Records supplied:
____

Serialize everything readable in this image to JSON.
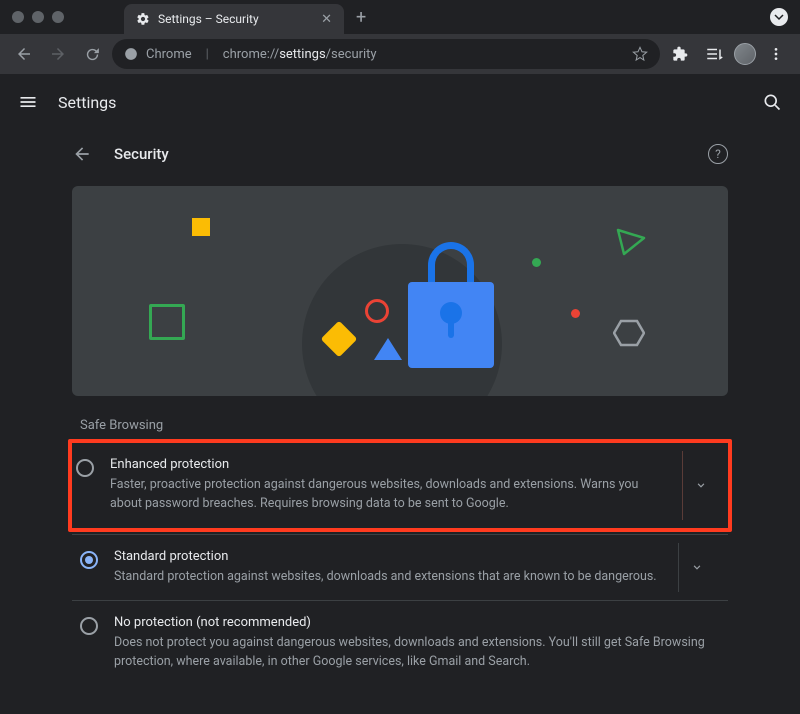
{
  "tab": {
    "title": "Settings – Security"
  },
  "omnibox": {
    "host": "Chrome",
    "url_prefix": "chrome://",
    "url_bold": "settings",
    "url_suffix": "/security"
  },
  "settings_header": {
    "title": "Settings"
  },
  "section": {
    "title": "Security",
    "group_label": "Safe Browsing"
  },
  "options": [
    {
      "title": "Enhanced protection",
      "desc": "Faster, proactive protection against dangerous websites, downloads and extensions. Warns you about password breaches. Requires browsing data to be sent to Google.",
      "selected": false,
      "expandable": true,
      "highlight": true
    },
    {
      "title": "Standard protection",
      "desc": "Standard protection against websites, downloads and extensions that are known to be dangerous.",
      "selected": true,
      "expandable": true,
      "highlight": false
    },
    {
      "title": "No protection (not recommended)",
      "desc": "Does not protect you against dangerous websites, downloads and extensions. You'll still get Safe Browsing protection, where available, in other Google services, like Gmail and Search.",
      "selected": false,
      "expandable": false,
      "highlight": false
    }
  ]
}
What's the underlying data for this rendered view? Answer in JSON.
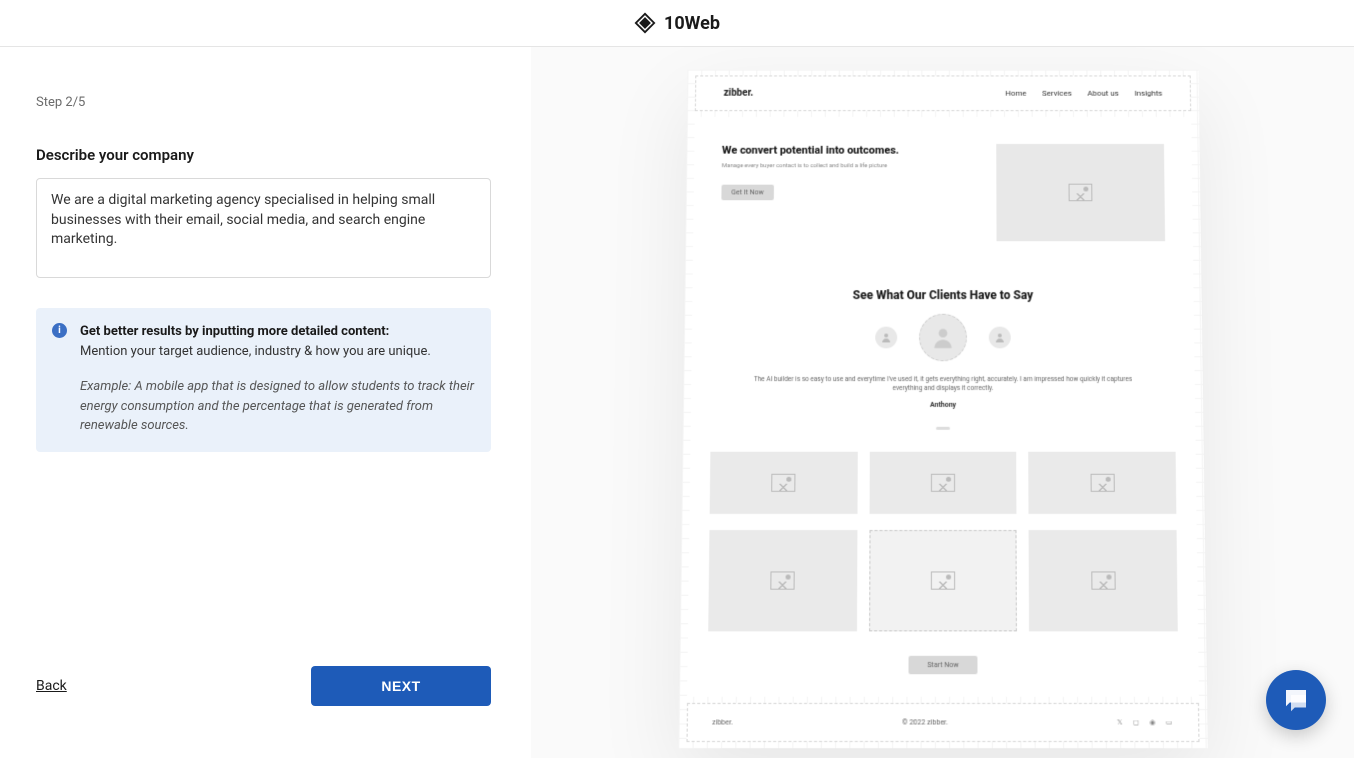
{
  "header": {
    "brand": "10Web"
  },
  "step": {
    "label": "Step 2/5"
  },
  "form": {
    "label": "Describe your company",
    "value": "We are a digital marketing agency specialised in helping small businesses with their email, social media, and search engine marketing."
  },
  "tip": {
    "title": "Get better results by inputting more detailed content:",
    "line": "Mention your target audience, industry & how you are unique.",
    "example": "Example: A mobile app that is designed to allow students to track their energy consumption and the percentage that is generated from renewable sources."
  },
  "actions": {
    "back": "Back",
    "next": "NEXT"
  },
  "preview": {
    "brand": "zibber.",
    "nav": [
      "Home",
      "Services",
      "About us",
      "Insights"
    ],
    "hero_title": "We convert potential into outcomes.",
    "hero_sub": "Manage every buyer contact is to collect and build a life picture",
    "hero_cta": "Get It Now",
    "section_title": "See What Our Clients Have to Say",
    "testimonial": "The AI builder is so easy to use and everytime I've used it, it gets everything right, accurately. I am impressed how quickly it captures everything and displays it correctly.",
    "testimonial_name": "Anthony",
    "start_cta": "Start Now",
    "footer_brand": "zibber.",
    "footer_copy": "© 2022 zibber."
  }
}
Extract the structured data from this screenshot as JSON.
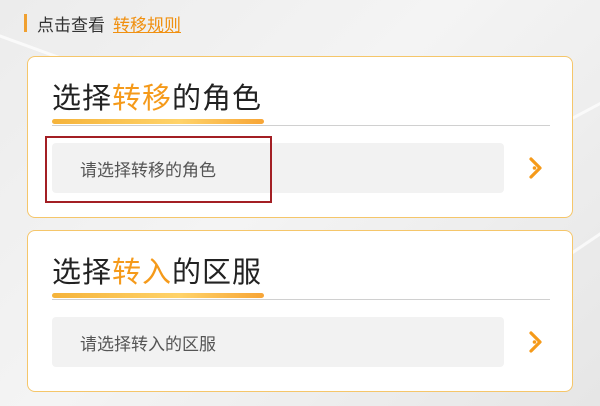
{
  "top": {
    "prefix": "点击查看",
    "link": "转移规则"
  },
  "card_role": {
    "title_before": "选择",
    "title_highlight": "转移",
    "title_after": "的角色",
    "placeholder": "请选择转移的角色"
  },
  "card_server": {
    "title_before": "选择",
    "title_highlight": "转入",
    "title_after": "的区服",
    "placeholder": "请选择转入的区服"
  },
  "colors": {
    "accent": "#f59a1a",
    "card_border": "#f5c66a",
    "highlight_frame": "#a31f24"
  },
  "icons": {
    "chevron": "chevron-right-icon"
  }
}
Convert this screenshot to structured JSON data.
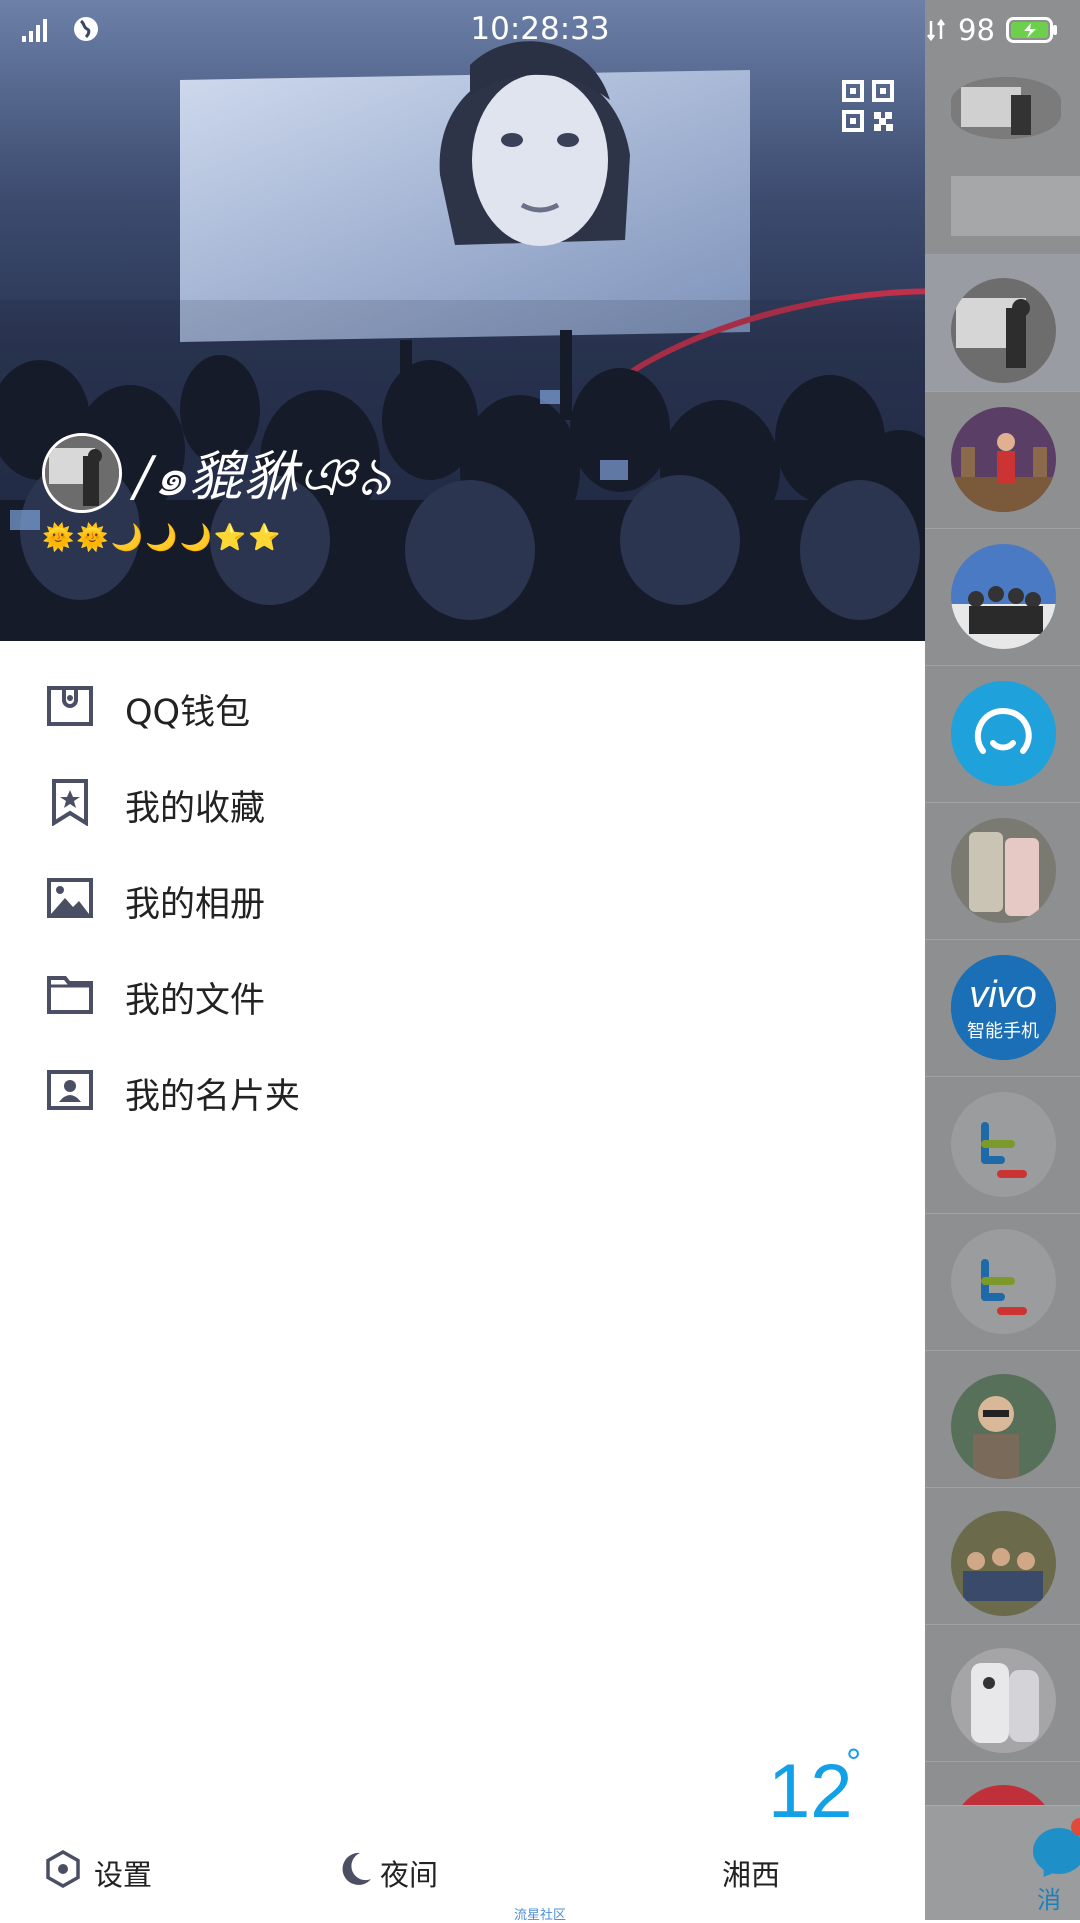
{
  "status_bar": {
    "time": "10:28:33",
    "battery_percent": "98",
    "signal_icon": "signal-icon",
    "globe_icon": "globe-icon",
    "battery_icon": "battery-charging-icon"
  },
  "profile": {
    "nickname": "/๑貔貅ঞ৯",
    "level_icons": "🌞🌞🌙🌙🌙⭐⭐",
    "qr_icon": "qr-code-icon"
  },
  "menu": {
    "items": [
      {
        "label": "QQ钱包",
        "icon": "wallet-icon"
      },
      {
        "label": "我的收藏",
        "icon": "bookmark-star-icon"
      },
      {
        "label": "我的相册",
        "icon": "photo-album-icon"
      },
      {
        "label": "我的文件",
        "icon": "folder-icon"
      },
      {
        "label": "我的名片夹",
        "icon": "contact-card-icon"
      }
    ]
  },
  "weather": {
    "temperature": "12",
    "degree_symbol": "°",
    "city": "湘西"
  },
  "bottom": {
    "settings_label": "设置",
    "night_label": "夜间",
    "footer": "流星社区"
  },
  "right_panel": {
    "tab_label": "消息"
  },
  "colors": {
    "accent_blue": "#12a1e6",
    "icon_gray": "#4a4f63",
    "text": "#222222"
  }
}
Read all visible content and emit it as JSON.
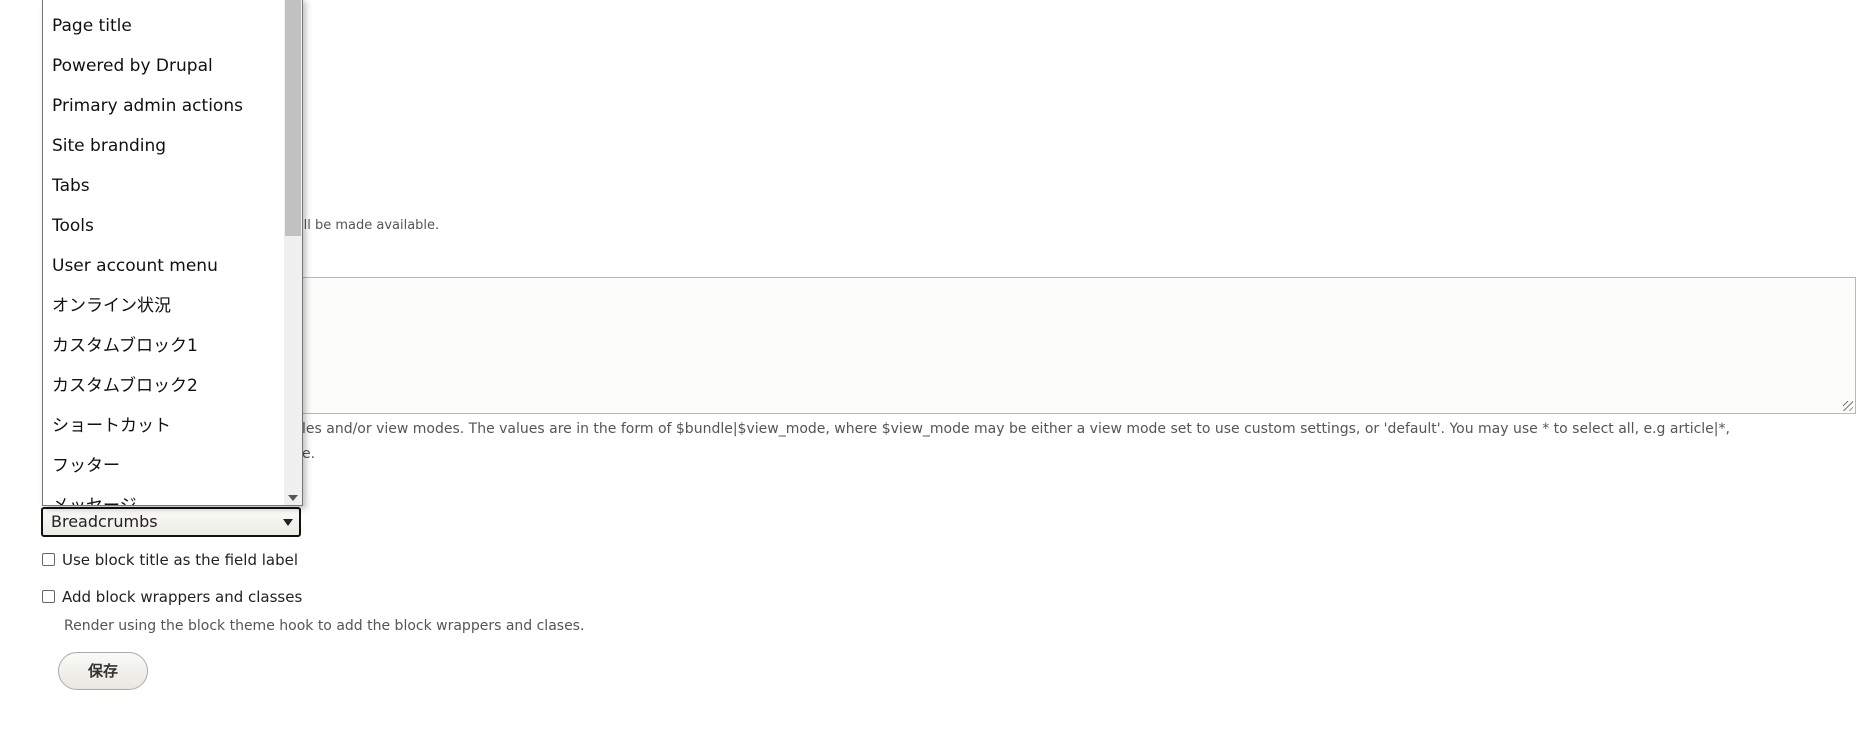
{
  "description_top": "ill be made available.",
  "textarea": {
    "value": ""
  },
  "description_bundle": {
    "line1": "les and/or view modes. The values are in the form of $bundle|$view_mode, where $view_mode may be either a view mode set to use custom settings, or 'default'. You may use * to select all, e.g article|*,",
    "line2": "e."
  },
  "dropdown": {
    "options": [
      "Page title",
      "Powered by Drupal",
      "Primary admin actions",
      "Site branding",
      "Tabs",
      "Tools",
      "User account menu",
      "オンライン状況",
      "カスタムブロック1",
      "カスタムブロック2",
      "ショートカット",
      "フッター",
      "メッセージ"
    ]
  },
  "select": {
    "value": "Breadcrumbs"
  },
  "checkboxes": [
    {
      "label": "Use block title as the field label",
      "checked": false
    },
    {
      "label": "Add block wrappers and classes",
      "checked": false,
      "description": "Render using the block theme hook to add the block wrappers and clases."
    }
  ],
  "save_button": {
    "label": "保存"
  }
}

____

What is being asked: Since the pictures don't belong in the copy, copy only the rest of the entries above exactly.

Answer for this exercise:
Serialize everything readable in this image to JSON.
{
  "tab": {
    "title": "Settings – Security"
  },
  "omnibox": {
    "host": "Chrome",
    "url_prefix": "chrome://",
    "url_bold": "settings",
    "url_suffix": "/security"
  },
  "settings_header": {
    "title": "Settings"
  },
  "section": {
    "title": "Security",
    "group_label": "Safe Browsing"
  },
  "options": [
    {
      "title": "Enhanced protection",
      "desc": "Faster, proactive protection against dangerous websites, downloads and extensions. Warns you about password breaches. Requires browsing data to be sent to Google.",
      "selected": false,
      "expandable": true,
      "highlight": true
    },
    {
      "title": "Standard protection",
      "desc": "Standard protection against websites, downloads and extensions that are known to be dangerous.",
      "selected": true,
      "expandable": true,
      "highlight": false
    },
    {
      "title": "No protection (not recommended)",
      "desc": "Does not protect you against dangerous websites, downloads and extensions. You'll still get Safe Browsing protection, where available, in other Google services, like Gmail and Search.",
      "selected": false,
      "expandable": false,
      "highlight": false
    }
  ]
}
What's the underlying data for this rendered view? Answer in JSON.
{
  "header": {
    "brand": "10Web"
  },
  "step": {
    "label": "Step 2/5"
  },
  "form": {
    "label": "Describe your company",
    "value": "We are a digital marketing agency specialised in helping small businesses with their email, social media, and search engine marketing."
  },
  "tip": {
    "title": "Get better results by inputting more detailed content:",
    "line": "Mention your target audience, industry & how you are unique.",
    "example": "Example: A mobile app that is designed to allow students to track their energy consumption and the percentage that is generated from renewable sources."
  },
  "actions": {
    "back": "Back",
    "next": "NEXT"
  },
  "preview": {
    "brand": "zibber.",
    "nav": [
      "Home",
      "Services",
      "About us",
      "Insights"
    ],
    "hero_title": "We convert potential into outcomes.",
    "hero_sub": "Manage every buyer contact is to collect and build a life picture",
    "hero_cta": "Get It Now",
    "section_title": "See What Our Clients Have to Say",
    "testimonial": "The AI builder is so easy to use and everytime I've used it, it gets everything right, accurately. I am impressed how quickly it captures everything and displays it correctly.",
    "testimonial_name": "Anthony",
    "start_cta": "Start Now",
    "footer_brand": "zibber.",
    "footer_copy": "© 2022 zibber."
  }
}
Extract the structured data from this screenshot as JSON.
{
  "top": {
    "prefix": "点击查看",
    "link": "转移规则"
  },
  "card_role": {
    "title_before": "选择",
    "title_highlight": "转移",
    "title_after": "的角色",
    "placeholder": "请选择转移的角色"
  },
  "card_server": {
    "title_before": "选择",
    "title_highlight": "转入",
    "title_after": "的区服",
    "placeholder": "请选择转入的区服"
  },
  "colors": {
    "accent": "#f59a1a",
    "card_border": "#f5c66a",
    "highlight_frame": "#a31f24"
  },
  "icons": {
    "chevron": "chevron-right-icon"
  }
}
Convert this screenshot to structured JSON data.
{
  "status_bar": {
    "time": "10:28:33",
    "battery_percent": "98",
    "signal_icon": "signal-icon",
    "globe_icon": "globe-icon",
    "battery_icon": "battery-charging-icon"
  },
  "profile": {
    "nickname": "/๑貔貅ঞ৯",
    "level_icons": "🌞🌞🌙🌙🌙⭐⭐",
    "qr_icon": "qr-code-icon"
  },
  "menu": {
    "items": [
      {
        "label": "QQ钱包",
        "icon": "wallet-icon"
      },
      {
        "label": "我的收藏",
        "icon": "bookmark-star-icon"
      },
      {
        "label": "我的相册",
        "icon": "photo-album-icon"
      },
      {
        "label": "我的文件",
        "icon": "folder-icon"
      },
      {
        "label": "我的名片夹",
        "icon": "contact-card-icon"
      }
    ]
  },
  "weather": {
    "temperature": "12",
    "degree_symbol": "°",
    "city": "湘西"
  },
  "bottom": {
    "settings_label": "设置",
    "night_label": "夜间",
    "footer": "流星社区"
  },
  "right_panel": {
    "tab_label": "消息"
  },
  "colors": {
    "accent_blue": "#12a1e6",
    "icon_gray": "#4a4f63",
    "text": "#222222"
  }
}
Read all visible content and emit it as JSON.
{
  "description_top": "ill be made available.",
  "textarea": {
    "value": ""
  },
  "description_bundle": {
    "line1": "les and/or view modes. The values are in the form of $bundle|$view_mode, where $view_mode may be either a view mode set to use custom settings, or 'default'. You may use * to select all, e.g article|*,",
    "line2": "e."
  },
  "dropdown": {
    "options": [
      "Page title",
      "Powered by Drupal",
      "Primary admin actions",
      "Site branding",
      "Tabs",
      "Tools",
      "User account menu",
      "オンライン状況",
      "カスタムブロック1",
      "カスタムブロック2",
      "ショートカット",
      "フッター",
      "メッセージ"
    ]
  },
  "select": {
    "value": "Breadcrumbs"
  },
  "checkboxes": [
    {
      "label": "Use block title as the field label",
      "checked": false
    },
    {
      "label": "Add block wrappers and classes",
      "checked": false,
      "description": "Render using the block theme hook to add the block wrappers and clases."
    }
  ],
  "save_button": {
    "label": "保存"
  }
}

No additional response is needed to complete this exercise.